I played in a chamber music concert yesterday. One of the pieces was the premiere of a wind quintet by a local composer. It was contemporary–not atonal, but not like Mozart where you know exactly where it’s going. If you get lost playing Mozart, you can regroup pretty quickly. This composition was more fluid, with meter and tempo changes that made it unpredictable.
A couple of minutes into the first movement, the work began to sound a little more contemporary than it was supposed to. When I looked at the oboe player’s face, it confirmed that the train had jumped the track. They had no idea where they were, and none of them were in the same location. After they finished, rather than leaving the stage, they asked the audience if they might play it again, so we could hear the work as it was meant to be.
It was a ballsy move. It would have been a lot easier to pretend all was well and leave the stage. The audience wouldn’t have known the difference.

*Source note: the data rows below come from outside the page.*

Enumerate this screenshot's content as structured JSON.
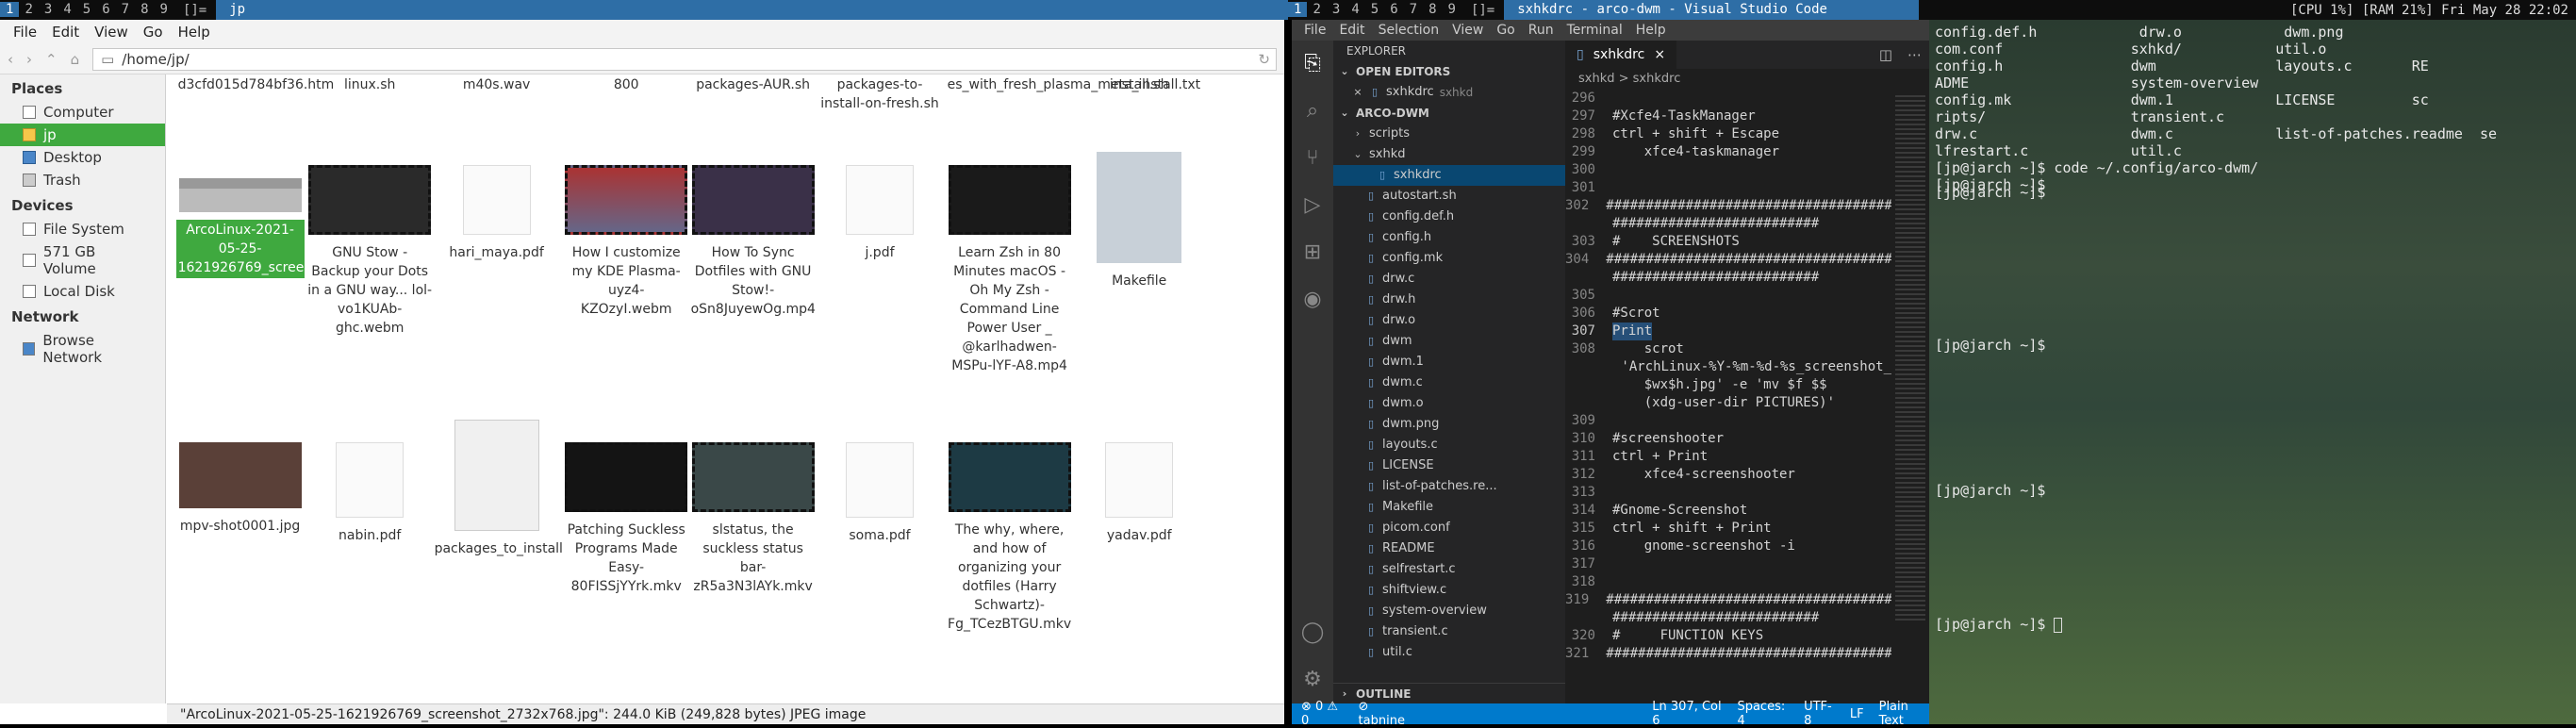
{
  "left_bar": {
    "tags": [
      "1",
      "2",
      "3",
      "4",
      "5",
      "6",
      "7",
      "8",
      "9"
    ],
    "layout": "[]=",
    "title": "jp"
  },
  "right_bar": {
    "tags": [
      "1",
      "2",
      "3",
      "4",
      "5",
      "6",
      "7",
      "8",
      "9"
    ],
    "layout": "[]=",
    "title": "sxhkdrc - arco-dwm - Visual Studio Code",
    "status": "[CPU 1%] [RAM 21%] Fri May 28 22:02"
  },
  "fm": {
    "menu": [
      "File",
      "Edit",
      "View",
      "Go",
      "Help"
    ],
    "path": "/home/jp/",
    "places_header": "Places",
    "places": [
      "Computer",
      "jp",
      "Desktop",
      "Trash"
    ],
    "devices_header": "Devices",
    "devices": [
      "File System",
      "571 GB Volume",
      "Local Disk"
    ],
    "network_header": "Network",
    "network": [
      "Browse Network"
    ],
    "top_row": [
      "d3cfd015d784bf36.htm",
      "linux.sh",
      "m40s.wav",
      "800",
      "packages-AUR.sh",
      "packages-to-install-on-fresh.sh",
      "es_with_fresh_plasma_meta_install.txt",
      "install.sh"
    ],
    "row1": [
      "ArcoLinux-2021-05-25-1621926769_screenshot_2732x768.jpg",
      "GNU Stow - Backup your Dots in a GNU way... lol-vo1KUAb-ghc.webm",
      "hari_maya.pdf",
      "How I customize my KDE Plasma-uyz4-KZOzyI.webm",
      "How To Sync Dotfiles with GNU Stow!-oSn8JuyewOg.mp4",
      "j.pdf",
      "Learn Zsh in 80 Minutes macOS - Oh My Zsh - Command Line Power User _ @karlhadwen-MSPu-lYF-A8.mp4",
      "Makefile"
    ],
    "row2": [
      "mpv-shot0001.jpg",
      "nabin.pdf",
      "packages_to_install",
      "Patching Suckless Programs Made Easy-80FISSjYYrk.mkv",
      "slstatus, the suckless status bar-zR5a3N3lAYk.mkv",
      "soma.pdf",
      "The why, where, and how of organizing your dotfiles (Harry Schwartz)-Fg_TCezBTGU.mkv",
      "yadav.pdf"
    ],
    "status": "\"ArcoLinux-2021-05-25-1621926769_screenshot_2732x768.jpg\": 244.0 KiB (249,828 bytes) JPEG image"
  },
  "vs": {
    "menu": [
      "File",
      "Edit",
      "Selection",
      "View",
      "Go",
      "Run",
      "Terminal",
      "Help"
    ],
    "explorer": "EXPLORER",
    "open_editors": "OPEN EDITORS",
    "open_file": "sxhkdrc",
    "open_dir": "sxhkd",
    "project": "ARCO-DWM",
    "tree": [
      "scripts",
      "sxhkd",
      "sxhkdrc",
      "autostart.sh",
      "config.def.h",
      "config.h",
      "config.mk",
      "drw.c",
      "drw.h",
      "drw.o",
      "dwm",
      "dwm.1",
      "dwm.c",
      "dwm.o",
      "dwm.png",
      "layouts.c",
      "LICENSE",
      "list-of-patches.re...",
      "Makefile",
      "picom.conf",
      "README",
      "selfrestart.c",
      "shiftview.c",
      "system-overview",
      "transient.c",
      "util.c"
    ],
    "outline": "OUTLINE",
    "tab": "sxhkdrc",
    "breadcrumb": "sxhkd  >  sxhkdrc",
    "code": [
      [
        "296",
        ""
      ],
      [
        "297",
        "#Xcfe4-TaskManager"
      ],
      [
        "298",
        "ctrl + shift + Escape"
      ],
      [
        "299",
        "    xfce4-taskmanager"
      ],
      [
        "300",
        ""
      ],
      [
        "301",
        ""
      ],
      [
        "302",
        "###############################################################"
      ],
      [
        "",
        "##########################"
      ],
      [
        "303",
        "#    SCREENSHOTS"
      ],
      [
        "304",
        "###############################################################"
      ],
      [
        "",
        "##########################"
      ],
      [
        "305",
        ""
      ],
      [
        "306",
        "#Scrot"
      ],
      [
        "307",
        "Print"
      ],
      [
        "308",
        "    scrot"
      ],
      [
        "",
        "    'ArchLinux-%Y-%m-%d-%s_screenshot_"
      ],
      [
        "",
        "    $wx$h.jpg' -e 'mv $f $$"
      ],
      [
        "",
        "    (xdg-user-dir PICTURES)'"
      ],
      [
        "309",
        ""
      ],
      [
        "310",
        "#screenshooter"
      ],
      [
        "311",
        "ctrl + Print"
      ],
      [
        "312",
        "    xfce4-screenshooter"
      ],
      [
        "313",
        ""
      ],
      [
        "314",
        "#Gnome-Screenshot"
      ],
      [
        "315",
        "ctrl + shift + Print"
      ],
      [
        "316",
        "    gnome-screenshot -i"
      ],
      [
        "317",
        ""
      ],
      [
        "318",
        ""
      ],
      [
        "319",
        "###############################################################"
      ],
      [
        "",
        "##########################"
      ],
      [
        "320",
        "#     FUNCTION KEYS"
      ],
      [
        "321",
        "###############################################################"
      ]
    ],
    "status": [
      "⊗ 0 ⚠ 0",
      "⊘ tabnine",
      "Ln 307, Col 6",
      "Spaces: 4",
      "UTF-8",
      "LF",
      "Plain Text"
    ]
  },
  "term": {
    "lines": [
      "config.def.h            drw.o            dwm.png          ",
      "com.conf               sxhkd/           util.o            ",
      "config.h               dwm              layouts.c       RE",
      "ADME                   system-overview                    ",
      "config.mk              dwm.1            LICENSE         sc",
      "ripts/                 transient.c                        ",
      "drw.c                  dwm.c            list-of-patches.readme  se",
      "lfrestart.c            util.c                             ",
      "[jp@jarch ~]$ code ~/.config/arco-dwm/",
      "[jp@jarch ~]$ "
    ],
    "prompt": "[jp@jarch ~]$ "
  }
}
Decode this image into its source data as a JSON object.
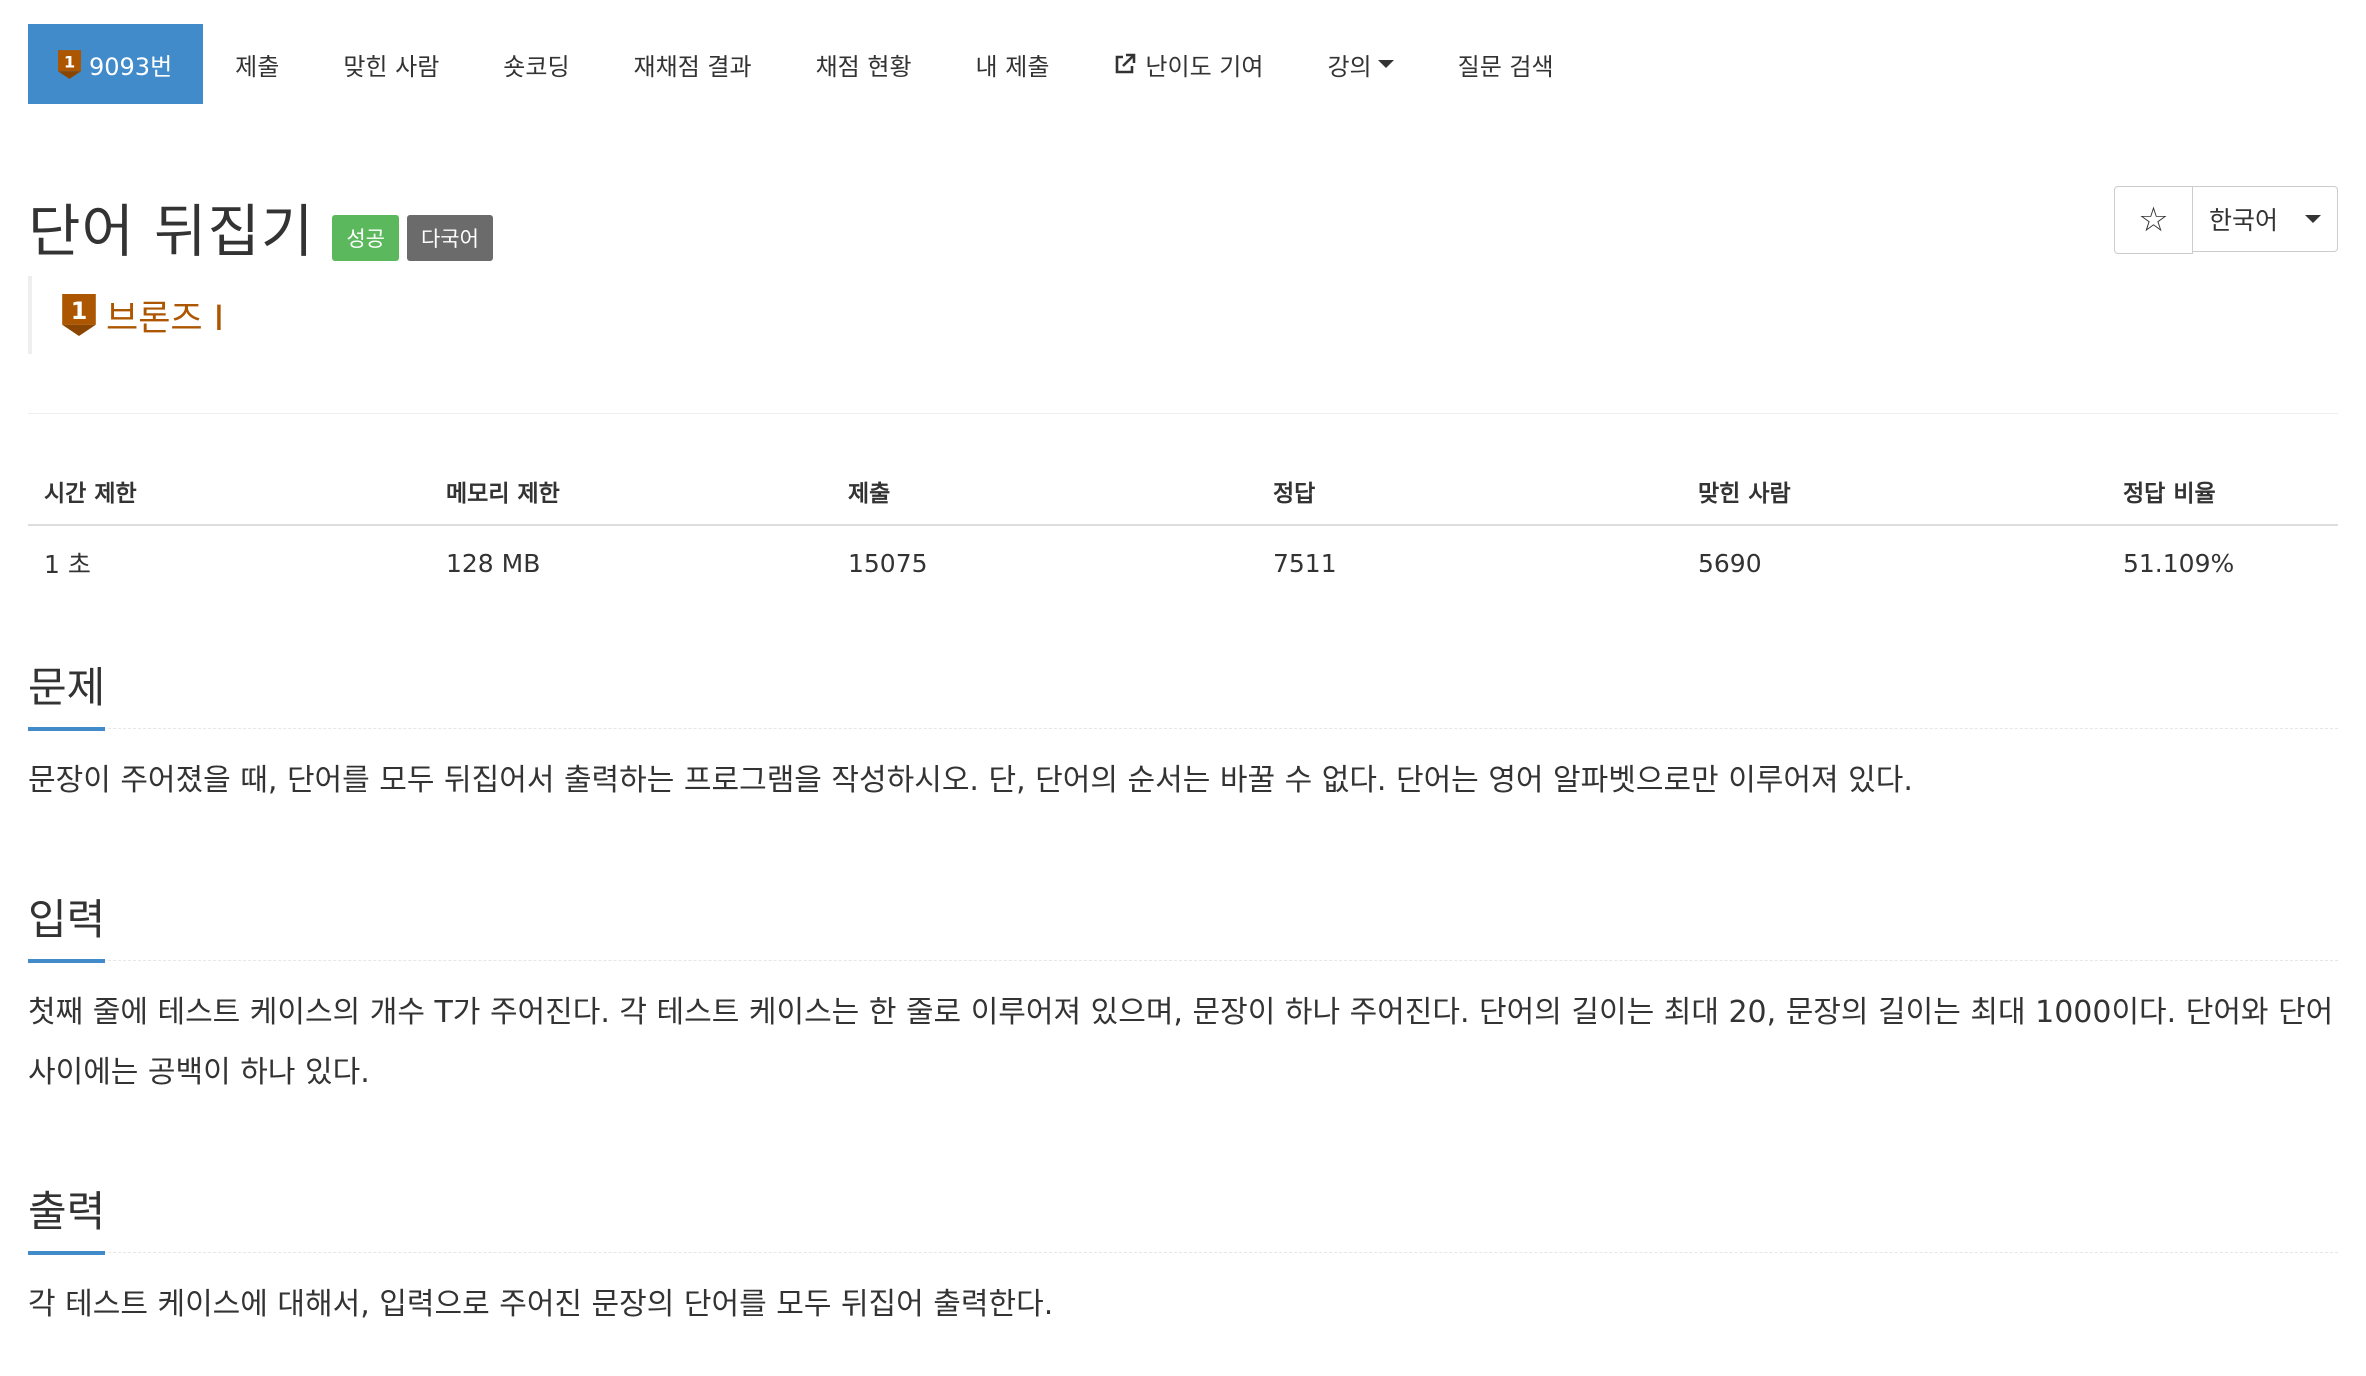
{
  "nav": {
    "problem_number": "9093번",
    "items": [
      {
        "label": "제출"
      },
      {
        "label": "맞힌 사람"
      },
      {
        "label": "숏코딩"
      },
      {
        "label": "재채점 결과"
      },
      {
        "label": "채점 현황"
      },
      {
        "label": "내 제출"
      },
      {
        "label": "난이도 기여"
      },
      {
        "label": "강의"
      },
      {
        "label": "질문 검색"
      }
    ]
  },
  "problem": {
    "title": "단어 뒤집기",
    "labels": {
      "status": "성공",
      "multilang": "다국어"
    },
    "tier": "브론즈 I",
    "tier_badge": "1",
    "tier_color": "#ad5600"
  },
  "tools": {
    "star": "☆",
    "language": "한국어"
  },
  "info": {
    "headers": [
      "시간 제한",
      "메모리 제한",
      "제출",
      "정답",
      "맞힌 사람",
      "정답 비율"
    ],
    "values": [
      "1 초",
      "128 MB",
      "15075",
      "7511",
      "5690",
      "51.109%"
    ]
  },
  "sections": {
    "problem": {
      "title": "문제",
      "body": "문장이 주어졌을 때, 단어를 모두 뒤집어서 출력하는 프로그램을 작성하시오. 단, 단어의 순서는 바꿀 수 없다. 단어는 영어 알파벳으로만 이루어져 있다."
    },
    "input": {
      "title": "입력",
      "body": "첫째 줄에 테스트 케이스의 개수 T가 주어진다. 각 테스트 케이스는 한 줄로 이루어져 있으며, 문장이 하나 주어진다. 단어의 길이는 최대 20, 문장의 길이는 최대 1000이다. 단어와 단어 사이에는 공백이 하나 있다."
    },
    "output": {
      "title": "출력",
      "body": "각 테스트 케이스에 대해서, 입력으로 주어진 문장의 단어를 모두 뒤집어 출력한다."
    }
  },
  "colors": {
    "accent": "#428bca",
    "success": "#5cb85c",
    "bronze": "#ad5600"
  }
}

They’d never heard it before.
The group played it again, and the audience applauded. They lauded the composer and the musicians felt proud of their performance. I didn’t see it as a failure, but a success. The fact that they struggled made the performance that much more poignant.
Sometimes I treat life like a performance. I made a mistake? Just keep moving. That decision is done, the moment is over, and I can’t go back and ask for a second shot.
Or can I?
I won’t know if I don’t try. Perhaps the world is a more forgiving and accepting place than I believe. Maybe I can ask for patience and try again–to play my part the way it was intended to be.
My career as a writer has had many stops and starts. Sometimes I feel like the world is saying “Haven’t you been here before?” But maybe the world isn’t. Maybe it’s only me. So I begin again, and hope to find applause at the finish line, even if it’s only my own. To amend the saying, it’s not over until the diva sings, and I’m not close to done, so get some popcorn and settle in.
Words by J. B. Everett
Photograph “Applause” by Svenwerk ©2007 Creative Commons